> _REQUIREMENT_
Repeat the whole listing. Keep it exact.

> _MATERIAL FOR THIS TASK_
____________________

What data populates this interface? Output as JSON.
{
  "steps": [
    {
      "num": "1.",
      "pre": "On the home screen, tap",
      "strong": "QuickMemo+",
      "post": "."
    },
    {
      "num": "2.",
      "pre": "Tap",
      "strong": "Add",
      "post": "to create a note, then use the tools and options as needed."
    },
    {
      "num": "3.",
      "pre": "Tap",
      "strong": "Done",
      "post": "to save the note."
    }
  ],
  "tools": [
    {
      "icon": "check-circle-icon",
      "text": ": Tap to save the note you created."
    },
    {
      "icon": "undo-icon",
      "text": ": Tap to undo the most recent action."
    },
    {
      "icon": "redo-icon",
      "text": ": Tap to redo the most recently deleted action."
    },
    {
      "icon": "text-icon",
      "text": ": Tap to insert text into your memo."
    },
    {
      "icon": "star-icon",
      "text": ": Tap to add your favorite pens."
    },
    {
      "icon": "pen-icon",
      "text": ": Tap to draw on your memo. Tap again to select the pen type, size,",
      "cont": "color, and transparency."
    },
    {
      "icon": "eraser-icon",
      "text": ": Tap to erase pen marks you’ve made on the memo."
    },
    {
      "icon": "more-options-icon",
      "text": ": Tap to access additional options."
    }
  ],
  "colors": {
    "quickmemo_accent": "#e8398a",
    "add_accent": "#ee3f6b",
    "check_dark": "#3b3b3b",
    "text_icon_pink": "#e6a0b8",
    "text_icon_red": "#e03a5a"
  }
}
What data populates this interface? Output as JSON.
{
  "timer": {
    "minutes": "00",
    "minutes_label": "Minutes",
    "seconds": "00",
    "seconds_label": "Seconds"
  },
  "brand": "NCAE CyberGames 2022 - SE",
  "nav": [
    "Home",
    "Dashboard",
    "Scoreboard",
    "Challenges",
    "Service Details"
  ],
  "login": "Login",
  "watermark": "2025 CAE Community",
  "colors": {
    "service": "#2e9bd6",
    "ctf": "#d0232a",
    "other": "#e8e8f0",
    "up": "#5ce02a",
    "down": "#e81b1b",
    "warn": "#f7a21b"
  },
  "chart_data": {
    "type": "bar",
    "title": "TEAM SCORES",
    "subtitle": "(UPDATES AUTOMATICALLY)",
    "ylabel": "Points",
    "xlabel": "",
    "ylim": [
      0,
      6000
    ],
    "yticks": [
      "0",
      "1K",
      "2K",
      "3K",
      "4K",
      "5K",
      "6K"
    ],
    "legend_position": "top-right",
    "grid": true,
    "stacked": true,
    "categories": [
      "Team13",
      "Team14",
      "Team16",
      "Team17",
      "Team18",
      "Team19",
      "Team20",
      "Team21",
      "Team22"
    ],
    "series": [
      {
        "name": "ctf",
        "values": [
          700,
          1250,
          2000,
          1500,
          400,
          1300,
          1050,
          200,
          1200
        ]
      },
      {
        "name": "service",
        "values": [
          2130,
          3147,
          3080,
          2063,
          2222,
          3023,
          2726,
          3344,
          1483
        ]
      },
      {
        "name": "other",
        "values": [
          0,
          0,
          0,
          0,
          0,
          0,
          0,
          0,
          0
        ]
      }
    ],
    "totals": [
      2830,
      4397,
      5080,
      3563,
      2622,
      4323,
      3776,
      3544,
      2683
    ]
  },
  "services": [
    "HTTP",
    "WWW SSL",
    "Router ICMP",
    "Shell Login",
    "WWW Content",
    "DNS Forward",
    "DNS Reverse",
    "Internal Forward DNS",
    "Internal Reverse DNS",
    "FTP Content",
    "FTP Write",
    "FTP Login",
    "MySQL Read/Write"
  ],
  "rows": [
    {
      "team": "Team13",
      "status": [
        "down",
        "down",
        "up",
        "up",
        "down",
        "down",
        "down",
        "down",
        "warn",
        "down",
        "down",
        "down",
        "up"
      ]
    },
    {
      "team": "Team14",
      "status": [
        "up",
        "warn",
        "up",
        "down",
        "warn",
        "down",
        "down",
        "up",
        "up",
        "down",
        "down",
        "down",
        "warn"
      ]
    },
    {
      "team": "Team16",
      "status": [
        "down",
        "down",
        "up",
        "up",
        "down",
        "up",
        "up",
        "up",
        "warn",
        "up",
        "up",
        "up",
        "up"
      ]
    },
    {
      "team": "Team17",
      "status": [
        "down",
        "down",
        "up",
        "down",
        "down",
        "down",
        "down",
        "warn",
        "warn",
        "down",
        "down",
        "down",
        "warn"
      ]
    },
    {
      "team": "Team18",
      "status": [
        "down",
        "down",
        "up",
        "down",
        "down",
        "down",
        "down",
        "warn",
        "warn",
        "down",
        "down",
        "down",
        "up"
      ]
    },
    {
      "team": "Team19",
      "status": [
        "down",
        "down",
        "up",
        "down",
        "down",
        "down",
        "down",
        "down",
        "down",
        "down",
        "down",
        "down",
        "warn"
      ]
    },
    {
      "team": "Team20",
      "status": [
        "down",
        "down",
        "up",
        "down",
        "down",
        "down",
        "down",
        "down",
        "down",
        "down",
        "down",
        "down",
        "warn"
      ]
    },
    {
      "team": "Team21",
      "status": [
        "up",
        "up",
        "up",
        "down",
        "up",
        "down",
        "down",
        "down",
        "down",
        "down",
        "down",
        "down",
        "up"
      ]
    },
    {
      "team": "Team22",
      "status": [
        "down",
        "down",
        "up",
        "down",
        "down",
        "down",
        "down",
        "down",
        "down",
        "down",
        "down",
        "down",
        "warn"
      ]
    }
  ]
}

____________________

> _COMPLETED EXERCISE_
What data populates this interface? Output as JSON.
{
  "steps": [
    {
      "num": "1.",
      "pre": "On the home screen, tap",
      "strong": "QuickMemo+",
      "post": "."
    },
    {
      "num": "2.",
      "pre": "Tap",
      "strong": "Add",
      "post": "to create a note, then use the tools and options as needed."
    },
    {
      "num": "3.",
      "pre": "Tap",
      "strong": "Done",
      "post": "to save the note."
    }
  ],
  "tools": [
    {
      "icon": "check-circle-icon",
      "text": ": Tap to save the note you created."
    },
    {
      "icon": "undo-icon",
      "text": ": Tap to undo the most recent action."
    },
    {
      "icon": "redo-icon",
      "text": ": Tap to redo the most recently deleted action."
    },
    {
      "icon": "text-icon",
      "text": ": Tap to insert text into your memo."
    },
    {
      "icon": "star-icon",
      "text": ": Tap to add your favorite pens."
    },
    {
      "icon": "pen-icon",
      "text": ": Tap to draw on your memo. Tap again to select the pen type, size,",
      "cont": "color, and transparency."
    },
    {
      "icon": "eraser-icon",
      "text": ": Tap to erase pen marks you’ve made on the memo."
    },
    {
      "icon": "more-options-icon",
      "text": ": Tap to access additional options."
    }
  ],
  "colors": {
    "quickmemo_accent": "#e8398a",
    "add_accent": "#ee3f6b",
    "check_dark": "#3b3b3b",
    "text_icon_pink": "#e6a0b8",
    "text_icon_red": "#e03a5a"
  }
}
What data populates this interface? Output as JSON.
{
  "timer": {
    "minutes": "00",
    "minutes_label": "Minutes",
    "seconds": "00",
    "seconds_label": "Seconds"
  },
  "brand": "NCAE CyberGames 2022 - SE",
  "nav": [
    "Home",
    "Dashboard",
    "Scoreboard",
    "Challenges",
    "Service Details"
  ],
  "login": "Login",
  "watermark": "2025 CAE Community",
  "colors": {
    "service": "#2e9bd6",
    "ctf": "#d0232a",
    "other": "#e8e8f0",
    "up": "#5ce02a",
    "down": "#e81b1b",
    "warn": "#f7a21b"
  },
  "chart_data": {
    "type": "bar",
    "title": "TEAM SCORES",
    "subtitle": "(UPDATES AUTOMATICALLY)",
    "ylabel": "Points",
    "xlabel": "",
    "ylim": [
      0,
      6000
    ],
    "yticks": [
      "0",
      "1K",
      "2K",
      "3K",
      "4K",
      "5K",
      "6K"
    ],
    "legend_position": "top-right",
    "grid": true,
    "stacked": true,
    "categories": [
      "Team13",
      "Team14",
      "Team16",
      "Team17",
      "Team18",
      "Team19",
      "Team20",
      "Team21",
      "Team22"
    ],
    "series": [
      {
        "name": "ctf",
        "values": [
          700,
          1250,
          2000,
          1500,
          400,
          1300,
          1050,
          200,
          1200
        ]
      },
      {
        "name": "service",
        "values": [
          2130,
          3147,
          3080,
          2063,
          2222,
          3023,
          2726,
          3344,
          1483
        ]
      },
      {
        "name": "other",
        "values": [
          0,
          0,
          0,
          0,
          0,
          0,
          0,
          0,
          0
        ]
      }
    ],
    "totals": [
      2830,
      4397,
      5080,
      3563,
      2622,
      4323,
      3776,
      3544,
      2683
    ]
  },
  "services": [
    "HTTP",
    "WWW SSL",
    "Router ICMP",
    "Shell Login",
    "WWW Content",
    "DNS Forward",
    "DNS Reverse",
    "Internal Forward DNS",
    "Internal Reverse DNS",
    "FTP Content",
    "FTP Write",
    "FTP Login",
    "MySQL Read/Write"
  ],
  "rows": [
    {
      "team": "Team13",
      "status": [
        "down",
        "down",
        "up",
        "up",
        "down",
        "down",
        "down",
        "down",
        "warn",
        "down",
        "down",
        "down",
        "up"
      ]
    },
    {
      "team": "Team14",
      "status": [
        "up",
        "warn",
        "up",
        "down",
        "warn",
        "down",
        "down",
        "up",
        "up",
        "down",
        "down",
        "down",
        "warn"
      ]
    },
    {
      "team": "Team16",
      "status": [
        "down",
        "down",
        "up",
        "up",
        "down",
        "up",
        "up",
        "up",
        "warn",
        "up",
        "up",
        "up",
        "up"
      ]
    },
    {
      "team": "Team17",
      "status": [
        "down",
        "down",
        "up",
        "down",
        "down",
        "down",
        "down",
        "warn",
        "warn",
        "down",
        "down",
        "down",
        "warn"
      ]
    },
    {
      "team": "Team18",
      "status": [
        "down",
        "down",
        "up",
        "down",
        "down",
        "down",
        "down",
        "warn",
        "warn",
        "down",
        "down",
        "down",
        "up"
      ]
    },
    {
      "team": "Team19",
      "status": [
        "down",
        "down",
        "up",
        "down",
        "down",
        "down",
        "down",
        "down",
        "down",
        "down",
        "down",
        "down",
        "warn"
      ]
    },
    {
      "team": "Team20",
      "status": [
        "down",
        "down",
        "up",
        "down",
        "down",
        "down",
        "down",
        "down",
        "down",
        "down",
        "down",
        "down",
        "warn"
      ]
    },
    {
      "team": "Team21",
      "status": [
        "up",
        "up",
        "up",
        "down",
        "up",
        "down",
        "down",
        "down",
        "down",
        "down",
        "down",
        "down",
        "up"
      ]
    },
    {
      "team": "Team22",
      "status": [
        "down",
        "down",
        "up",
        "down",
        "down",
        "down",
        "down",
        "down",
        "down",
        "down",
        "down",
        "down",
        "warn"
      ]
    }
  ]
}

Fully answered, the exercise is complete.